* [Exercise prompt]: Your answer should be one number: the count of lines below that contain "circle".
[[ Provided entries, beginning ]]
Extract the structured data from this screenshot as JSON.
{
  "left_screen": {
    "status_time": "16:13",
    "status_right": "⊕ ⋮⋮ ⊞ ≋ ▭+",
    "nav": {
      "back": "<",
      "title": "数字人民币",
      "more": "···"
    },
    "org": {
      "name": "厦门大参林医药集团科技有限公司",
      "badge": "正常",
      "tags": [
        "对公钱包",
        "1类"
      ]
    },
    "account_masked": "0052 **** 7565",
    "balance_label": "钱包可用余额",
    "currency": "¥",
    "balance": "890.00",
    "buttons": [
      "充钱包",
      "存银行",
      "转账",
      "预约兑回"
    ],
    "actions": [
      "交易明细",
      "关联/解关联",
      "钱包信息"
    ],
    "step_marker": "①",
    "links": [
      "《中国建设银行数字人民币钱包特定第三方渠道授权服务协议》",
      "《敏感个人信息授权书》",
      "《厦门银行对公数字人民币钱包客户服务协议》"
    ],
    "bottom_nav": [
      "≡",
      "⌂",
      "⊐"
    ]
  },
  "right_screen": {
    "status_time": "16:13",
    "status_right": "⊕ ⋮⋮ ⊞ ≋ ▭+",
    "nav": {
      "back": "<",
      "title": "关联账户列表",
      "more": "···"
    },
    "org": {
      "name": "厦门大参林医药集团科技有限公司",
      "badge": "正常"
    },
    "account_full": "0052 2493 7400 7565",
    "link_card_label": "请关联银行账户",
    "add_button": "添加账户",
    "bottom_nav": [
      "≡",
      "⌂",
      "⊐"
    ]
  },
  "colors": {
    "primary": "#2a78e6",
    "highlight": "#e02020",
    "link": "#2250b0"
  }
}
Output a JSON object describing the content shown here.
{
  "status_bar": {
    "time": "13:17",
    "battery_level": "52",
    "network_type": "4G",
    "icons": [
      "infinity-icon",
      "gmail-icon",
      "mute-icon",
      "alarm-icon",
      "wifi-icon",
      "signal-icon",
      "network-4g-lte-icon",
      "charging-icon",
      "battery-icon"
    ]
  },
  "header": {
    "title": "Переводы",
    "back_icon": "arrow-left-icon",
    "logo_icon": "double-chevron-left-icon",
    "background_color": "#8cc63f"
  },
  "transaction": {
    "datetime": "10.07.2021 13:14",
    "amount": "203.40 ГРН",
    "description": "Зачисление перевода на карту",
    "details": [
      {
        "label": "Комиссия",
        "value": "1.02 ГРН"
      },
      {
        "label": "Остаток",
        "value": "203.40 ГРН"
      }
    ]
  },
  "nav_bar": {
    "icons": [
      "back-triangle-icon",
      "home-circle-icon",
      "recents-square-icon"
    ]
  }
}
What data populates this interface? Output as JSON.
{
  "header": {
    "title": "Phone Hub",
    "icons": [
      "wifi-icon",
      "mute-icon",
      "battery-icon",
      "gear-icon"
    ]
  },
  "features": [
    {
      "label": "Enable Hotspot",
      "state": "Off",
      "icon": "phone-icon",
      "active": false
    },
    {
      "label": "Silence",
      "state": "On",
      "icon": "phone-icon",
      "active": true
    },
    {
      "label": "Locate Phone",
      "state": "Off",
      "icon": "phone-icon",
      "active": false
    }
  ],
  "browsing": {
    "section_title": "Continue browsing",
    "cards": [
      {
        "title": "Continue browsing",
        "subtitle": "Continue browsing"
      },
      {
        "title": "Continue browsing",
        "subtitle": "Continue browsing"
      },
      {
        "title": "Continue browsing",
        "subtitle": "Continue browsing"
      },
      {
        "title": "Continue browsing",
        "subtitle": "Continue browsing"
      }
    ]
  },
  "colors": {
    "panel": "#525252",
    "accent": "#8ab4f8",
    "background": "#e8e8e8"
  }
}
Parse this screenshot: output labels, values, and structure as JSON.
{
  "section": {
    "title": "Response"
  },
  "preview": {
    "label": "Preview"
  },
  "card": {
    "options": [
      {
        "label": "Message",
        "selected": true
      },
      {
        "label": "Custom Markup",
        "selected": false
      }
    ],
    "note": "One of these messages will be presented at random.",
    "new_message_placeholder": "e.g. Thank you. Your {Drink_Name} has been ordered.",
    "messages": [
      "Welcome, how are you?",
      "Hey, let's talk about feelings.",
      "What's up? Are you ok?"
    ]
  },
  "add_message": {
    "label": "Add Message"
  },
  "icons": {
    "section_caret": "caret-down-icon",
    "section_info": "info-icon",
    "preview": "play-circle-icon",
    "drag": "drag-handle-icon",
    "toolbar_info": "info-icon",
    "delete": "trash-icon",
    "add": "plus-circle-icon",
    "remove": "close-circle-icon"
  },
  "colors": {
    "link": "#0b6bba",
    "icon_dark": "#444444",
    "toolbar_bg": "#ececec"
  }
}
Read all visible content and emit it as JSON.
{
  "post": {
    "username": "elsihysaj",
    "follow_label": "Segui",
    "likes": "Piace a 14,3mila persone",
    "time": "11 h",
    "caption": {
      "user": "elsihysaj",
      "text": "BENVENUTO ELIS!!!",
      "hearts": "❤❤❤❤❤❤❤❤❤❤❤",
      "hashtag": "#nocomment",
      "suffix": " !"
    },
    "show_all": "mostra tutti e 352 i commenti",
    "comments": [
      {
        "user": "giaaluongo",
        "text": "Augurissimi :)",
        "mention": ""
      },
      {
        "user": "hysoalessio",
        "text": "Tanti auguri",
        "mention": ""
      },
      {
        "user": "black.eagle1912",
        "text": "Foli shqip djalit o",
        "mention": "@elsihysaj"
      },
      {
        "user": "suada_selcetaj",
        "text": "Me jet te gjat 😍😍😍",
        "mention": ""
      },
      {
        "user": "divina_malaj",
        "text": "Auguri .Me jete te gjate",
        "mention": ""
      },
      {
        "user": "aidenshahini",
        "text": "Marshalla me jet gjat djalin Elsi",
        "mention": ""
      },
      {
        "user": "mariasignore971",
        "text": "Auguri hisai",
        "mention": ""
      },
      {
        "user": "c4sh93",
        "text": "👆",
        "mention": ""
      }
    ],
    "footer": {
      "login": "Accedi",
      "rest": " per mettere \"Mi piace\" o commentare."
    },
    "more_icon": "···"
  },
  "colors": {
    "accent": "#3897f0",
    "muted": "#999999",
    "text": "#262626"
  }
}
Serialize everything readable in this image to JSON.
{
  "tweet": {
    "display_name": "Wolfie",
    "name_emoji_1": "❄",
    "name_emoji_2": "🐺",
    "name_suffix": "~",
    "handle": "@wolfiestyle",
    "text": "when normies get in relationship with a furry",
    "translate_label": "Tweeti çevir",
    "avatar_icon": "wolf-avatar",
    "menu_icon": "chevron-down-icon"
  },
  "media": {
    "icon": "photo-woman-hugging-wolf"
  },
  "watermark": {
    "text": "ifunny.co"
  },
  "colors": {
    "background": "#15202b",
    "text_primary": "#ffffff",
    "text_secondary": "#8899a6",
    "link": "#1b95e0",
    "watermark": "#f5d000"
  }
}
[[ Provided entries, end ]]
* [Result]: 4